[What you will do] Please filter the entries and return only the lines that include "dụng".

▬▬▬

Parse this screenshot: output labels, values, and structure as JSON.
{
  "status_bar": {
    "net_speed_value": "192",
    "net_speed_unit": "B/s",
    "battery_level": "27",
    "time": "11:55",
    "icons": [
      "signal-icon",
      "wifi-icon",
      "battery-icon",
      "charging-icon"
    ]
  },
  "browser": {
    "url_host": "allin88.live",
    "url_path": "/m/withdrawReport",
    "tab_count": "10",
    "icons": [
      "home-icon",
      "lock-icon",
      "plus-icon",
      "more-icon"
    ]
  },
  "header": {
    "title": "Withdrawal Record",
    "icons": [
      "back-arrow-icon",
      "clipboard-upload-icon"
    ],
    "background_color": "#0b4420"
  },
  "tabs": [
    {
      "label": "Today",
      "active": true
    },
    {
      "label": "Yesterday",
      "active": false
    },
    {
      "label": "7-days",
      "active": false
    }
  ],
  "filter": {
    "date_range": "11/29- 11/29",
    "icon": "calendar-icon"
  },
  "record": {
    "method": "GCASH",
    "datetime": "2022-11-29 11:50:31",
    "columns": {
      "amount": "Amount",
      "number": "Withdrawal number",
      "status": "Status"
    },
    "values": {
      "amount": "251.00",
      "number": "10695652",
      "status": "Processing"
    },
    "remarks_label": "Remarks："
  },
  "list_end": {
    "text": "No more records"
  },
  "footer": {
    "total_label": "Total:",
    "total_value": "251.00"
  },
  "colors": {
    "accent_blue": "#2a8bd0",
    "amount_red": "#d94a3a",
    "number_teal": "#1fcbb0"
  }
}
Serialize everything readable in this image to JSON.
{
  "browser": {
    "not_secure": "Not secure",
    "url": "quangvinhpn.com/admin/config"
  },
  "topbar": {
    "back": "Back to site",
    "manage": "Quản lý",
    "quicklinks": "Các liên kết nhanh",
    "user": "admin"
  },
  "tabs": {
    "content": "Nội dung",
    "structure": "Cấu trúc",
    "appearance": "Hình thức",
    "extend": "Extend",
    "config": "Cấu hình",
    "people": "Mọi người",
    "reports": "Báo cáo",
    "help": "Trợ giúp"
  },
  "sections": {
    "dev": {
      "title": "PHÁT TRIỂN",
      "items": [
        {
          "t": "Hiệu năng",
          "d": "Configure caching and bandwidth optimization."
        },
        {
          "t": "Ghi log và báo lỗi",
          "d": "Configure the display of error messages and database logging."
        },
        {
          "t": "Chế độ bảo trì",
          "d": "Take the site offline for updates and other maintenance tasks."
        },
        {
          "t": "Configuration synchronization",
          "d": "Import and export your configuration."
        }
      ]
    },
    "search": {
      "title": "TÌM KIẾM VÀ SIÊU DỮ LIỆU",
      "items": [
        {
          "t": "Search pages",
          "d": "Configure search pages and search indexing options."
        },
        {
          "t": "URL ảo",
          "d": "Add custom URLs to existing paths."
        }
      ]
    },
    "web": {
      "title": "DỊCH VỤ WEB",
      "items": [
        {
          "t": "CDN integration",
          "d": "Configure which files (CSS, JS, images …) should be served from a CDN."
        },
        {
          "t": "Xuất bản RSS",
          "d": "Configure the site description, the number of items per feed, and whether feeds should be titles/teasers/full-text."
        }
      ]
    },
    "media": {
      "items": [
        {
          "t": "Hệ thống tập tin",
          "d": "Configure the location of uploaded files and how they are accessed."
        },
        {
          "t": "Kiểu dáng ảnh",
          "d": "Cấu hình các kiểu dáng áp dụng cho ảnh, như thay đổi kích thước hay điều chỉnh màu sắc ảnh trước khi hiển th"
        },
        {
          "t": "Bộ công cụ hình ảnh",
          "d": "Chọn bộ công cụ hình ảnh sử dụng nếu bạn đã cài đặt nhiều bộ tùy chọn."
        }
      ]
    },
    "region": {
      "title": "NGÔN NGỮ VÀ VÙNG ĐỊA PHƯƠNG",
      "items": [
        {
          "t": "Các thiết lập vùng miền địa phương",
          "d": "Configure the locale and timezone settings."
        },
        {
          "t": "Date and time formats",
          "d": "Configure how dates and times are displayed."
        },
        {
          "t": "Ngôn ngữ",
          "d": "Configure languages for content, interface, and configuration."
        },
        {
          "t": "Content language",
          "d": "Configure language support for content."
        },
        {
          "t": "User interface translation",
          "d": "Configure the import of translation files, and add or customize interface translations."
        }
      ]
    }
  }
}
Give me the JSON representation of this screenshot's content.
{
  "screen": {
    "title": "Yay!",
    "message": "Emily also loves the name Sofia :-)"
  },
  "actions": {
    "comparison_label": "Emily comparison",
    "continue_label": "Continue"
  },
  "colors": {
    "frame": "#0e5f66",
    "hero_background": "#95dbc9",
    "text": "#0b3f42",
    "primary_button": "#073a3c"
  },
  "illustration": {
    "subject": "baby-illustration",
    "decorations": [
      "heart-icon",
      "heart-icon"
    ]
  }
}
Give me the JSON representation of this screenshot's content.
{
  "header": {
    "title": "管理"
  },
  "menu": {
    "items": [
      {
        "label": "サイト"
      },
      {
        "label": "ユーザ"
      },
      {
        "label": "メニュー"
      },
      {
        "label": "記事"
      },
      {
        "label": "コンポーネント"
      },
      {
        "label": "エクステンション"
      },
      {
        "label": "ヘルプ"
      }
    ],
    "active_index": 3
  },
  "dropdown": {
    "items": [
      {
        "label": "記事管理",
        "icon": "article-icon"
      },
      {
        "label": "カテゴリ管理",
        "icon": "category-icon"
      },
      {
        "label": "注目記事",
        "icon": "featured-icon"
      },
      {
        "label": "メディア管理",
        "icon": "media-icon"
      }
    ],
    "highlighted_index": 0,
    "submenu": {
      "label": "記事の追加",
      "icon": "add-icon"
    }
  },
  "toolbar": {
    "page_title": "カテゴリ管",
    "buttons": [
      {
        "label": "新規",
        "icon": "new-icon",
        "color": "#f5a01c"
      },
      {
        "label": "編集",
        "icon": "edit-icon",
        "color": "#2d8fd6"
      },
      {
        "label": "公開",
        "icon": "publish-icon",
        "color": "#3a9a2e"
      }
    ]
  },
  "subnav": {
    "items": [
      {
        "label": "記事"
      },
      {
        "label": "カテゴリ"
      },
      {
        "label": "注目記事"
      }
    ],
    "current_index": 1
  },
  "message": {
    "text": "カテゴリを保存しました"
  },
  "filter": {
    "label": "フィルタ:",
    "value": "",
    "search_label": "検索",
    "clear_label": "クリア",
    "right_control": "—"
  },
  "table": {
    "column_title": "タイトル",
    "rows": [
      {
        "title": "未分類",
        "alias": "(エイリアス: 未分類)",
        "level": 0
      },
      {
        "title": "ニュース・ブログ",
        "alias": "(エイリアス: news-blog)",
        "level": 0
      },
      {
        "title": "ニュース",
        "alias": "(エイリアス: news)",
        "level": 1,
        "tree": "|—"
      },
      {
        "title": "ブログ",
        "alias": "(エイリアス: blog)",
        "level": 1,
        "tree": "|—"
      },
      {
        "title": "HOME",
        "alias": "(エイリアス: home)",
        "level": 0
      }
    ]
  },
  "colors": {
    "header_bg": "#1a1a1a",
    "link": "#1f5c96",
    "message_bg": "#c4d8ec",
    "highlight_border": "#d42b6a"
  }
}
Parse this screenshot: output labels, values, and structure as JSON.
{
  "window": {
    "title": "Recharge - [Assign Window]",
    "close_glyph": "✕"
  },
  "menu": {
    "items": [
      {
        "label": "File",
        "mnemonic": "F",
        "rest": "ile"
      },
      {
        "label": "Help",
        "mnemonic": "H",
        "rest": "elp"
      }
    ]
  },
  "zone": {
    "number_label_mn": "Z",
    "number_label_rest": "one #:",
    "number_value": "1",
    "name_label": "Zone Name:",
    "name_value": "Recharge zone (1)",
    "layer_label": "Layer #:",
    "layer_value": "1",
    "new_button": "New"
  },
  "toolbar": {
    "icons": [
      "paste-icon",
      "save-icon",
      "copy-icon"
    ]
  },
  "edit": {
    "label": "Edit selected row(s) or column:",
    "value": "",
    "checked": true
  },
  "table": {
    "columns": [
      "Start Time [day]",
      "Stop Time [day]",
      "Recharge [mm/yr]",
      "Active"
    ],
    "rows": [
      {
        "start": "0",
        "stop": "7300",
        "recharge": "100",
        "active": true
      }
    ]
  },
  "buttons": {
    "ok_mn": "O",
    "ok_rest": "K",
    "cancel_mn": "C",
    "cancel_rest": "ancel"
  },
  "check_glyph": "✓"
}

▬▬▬

[Answer below]
          "d": "Cấu hình các kiểu dáng áp dụng cho ảnh, như thay đổi kích thước hay điều chỉnh màu sắc ảnh trước khi hiển th"
          "d": "Chọn bộ công cụ hình ảnh sử dụng nếu bạn đã cài đặt nhiều bộ tùy chọn."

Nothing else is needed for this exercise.